You did not expect: Peyton Manning kneeling to kill the clock with the score tied, 31 seconds left, two timeouts, and field goal range roughly 45 yards away. Broncos coach John Fox was involved in the one of the other candidates for longest playoff game in history: a 29-23 Panthers victory over the Rams after the 2003 season. Fox may have wanted another shot at history, or he may have gotten mixed up and thought Jake Delhomme was still his quarterback. Manning himself audibled to running plays as the Broncos tried to kill the clock on the previous drive, but Manning did not expect to watch Rahim Moore watching Joe Flacco play hero.

You expected: Hall of Fame-caliber defenders Ray Lewis, Ed Reed, and Champ Bailey to be a big part of the story.

You did not expect: Champ Bailey to get burnt several times by Smith or Reed to be most conspicuous by his absence, with three uneventful tackles and a bad-idea punt return in overtime. (Inserted for his veteran savvy, Reed fielded a punt inside the five-yard line.) Lewis had 17 tackles, but in a moment that appeared to signify the end of an era of Ravens football, he chased Thomas toward the end zone after a screen pass and … tripped over Reed. The guard changed in Baltimore: Corey Graham caught the tip drill interceptions instead of Reed, Paul Kruger made the open-field plays instead of Lewis, and Terrell Suggs recorded two sacks to ensure a smooth transition.

 You expected: Peyton Manning to lead an inspired drive in the fourth quarter to take the lead, assuming you are a Manning fan who recognizes his status as one of the greatest players in NFL history.
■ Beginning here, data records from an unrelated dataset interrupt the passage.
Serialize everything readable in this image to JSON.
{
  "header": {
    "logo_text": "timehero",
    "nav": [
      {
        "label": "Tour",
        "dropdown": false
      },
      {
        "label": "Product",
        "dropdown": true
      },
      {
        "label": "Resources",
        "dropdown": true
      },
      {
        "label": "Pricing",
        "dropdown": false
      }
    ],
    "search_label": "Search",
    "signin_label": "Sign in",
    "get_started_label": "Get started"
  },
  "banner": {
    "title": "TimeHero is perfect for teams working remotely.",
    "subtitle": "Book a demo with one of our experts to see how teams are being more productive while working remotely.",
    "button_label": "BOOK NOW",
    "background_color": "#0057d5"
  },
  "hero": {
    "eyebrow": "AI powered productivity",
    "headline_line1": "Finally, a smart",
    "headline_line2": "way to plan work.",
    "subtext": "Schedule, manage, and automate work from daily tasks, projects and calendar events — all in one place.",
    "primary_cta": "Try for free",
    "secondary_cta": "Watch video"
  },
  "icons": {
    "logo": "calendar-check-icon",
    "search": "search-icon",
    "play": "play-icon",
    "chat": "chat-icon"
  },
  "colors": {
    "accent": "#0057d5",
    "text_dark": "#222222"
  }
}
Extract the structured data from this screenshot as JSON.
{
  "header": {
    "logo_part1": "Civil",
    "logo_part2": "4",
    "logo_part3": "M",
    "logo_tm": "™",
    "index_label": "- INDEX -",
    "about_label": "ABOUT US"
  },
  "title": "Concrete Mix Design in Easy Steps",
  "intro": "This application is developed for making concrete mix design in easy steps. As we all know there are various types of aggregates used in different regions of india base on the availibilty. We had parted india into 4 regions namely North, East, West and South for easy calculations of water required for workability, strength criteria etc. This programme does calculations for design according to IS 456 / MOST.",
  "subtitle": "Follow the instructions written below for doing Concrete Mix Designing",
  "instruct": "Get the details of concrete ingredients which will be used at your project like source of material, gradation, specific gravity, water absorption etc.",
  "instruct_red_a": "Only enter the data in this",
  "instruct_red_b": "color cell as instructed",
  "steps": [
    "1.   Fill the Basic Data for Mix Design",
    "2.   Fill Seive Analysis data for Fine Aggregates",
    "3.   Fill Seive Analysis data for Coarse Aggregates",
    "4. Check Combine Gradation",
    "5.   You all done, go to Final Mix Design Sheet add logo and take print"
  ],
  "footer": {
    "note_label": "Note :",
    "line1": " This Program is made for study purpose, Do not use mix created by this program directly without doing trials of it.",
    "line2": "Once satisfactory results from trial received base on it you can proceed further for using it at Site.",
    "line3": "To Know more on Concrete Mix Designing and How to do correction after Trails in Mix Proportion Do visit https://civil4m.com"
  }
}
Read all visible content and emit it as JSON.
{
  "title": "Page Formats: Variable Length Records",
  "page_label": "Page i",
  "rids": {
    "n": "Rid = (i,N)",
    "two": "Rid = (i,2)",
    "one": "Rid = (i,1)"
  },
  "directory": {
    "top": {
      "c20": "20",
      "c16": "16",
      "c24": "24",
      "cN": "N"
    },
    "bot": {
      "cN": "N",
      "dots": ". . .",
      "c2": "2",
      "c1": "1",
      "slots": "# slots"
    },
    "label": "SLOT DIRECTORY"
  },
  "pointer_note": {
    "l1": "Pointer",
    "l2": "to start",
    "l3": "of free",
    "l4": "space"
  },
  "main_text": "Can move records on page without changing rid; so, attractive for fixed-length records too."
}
Or, you expected Peyton Manning to come up short and commit several turnovers in a cold-weather game, if you are a subscriber to the chokity-choke chokarific chokezilla chokesanity school of irrational Manning bashing.

You did not expect: Both.

There is so much more. You did not expect the Ravens to lose their running game (they went through one sequence where Rice got three carries in 18 offensive plays) then rediscover it before disaster struck. You did not expect Knowshon Moreno to catch a touchdown pass on a stop-and-go route from an empty backfield set, then leave the game with a knee injury. You did not expect Jacoby Jones to be the hero of a playoff game. You did not expect Brandon Stokely to nearly be the hero of a playoff game in the second decade of the 21st century. You did not expect Michael Oher and Bryant McKinnie to get away with so much holding in a game with 18 penalties. You did not expect Von Miller to finally escape all of that holding, crash into Flacco’s legs, bounce off, and briefly hurt himself.

Simultaneously confirming and defying expectations may be the mark of a truly great game. The Ravens upset made a mockery of all the easy storylines and lazy mythmaking. Great quarterbacks like Manning lead game-winning drives in playoff games, but those drives don’t always win games. Ordinary players like Trindon Holliday have career games, yet remain ordinary. Flacco keeps showing up in the AFC Championship game, whether anyone thinks he belongs there or not. Nothing about the Ravens upset turned out the way we expected, yet everything did: Manning audibled and battled, Flacco bombed, Lewis tackled and howled, Fox played it safe. Both Manning and the Broncos have a habit of first round losses after magnificent seasons, and the Ravens have a way of lingering. It all happened again, the expected result you could not expect.

Saturday’s Ravens upset was a Ravens game and a Manning game like any other. Only more so.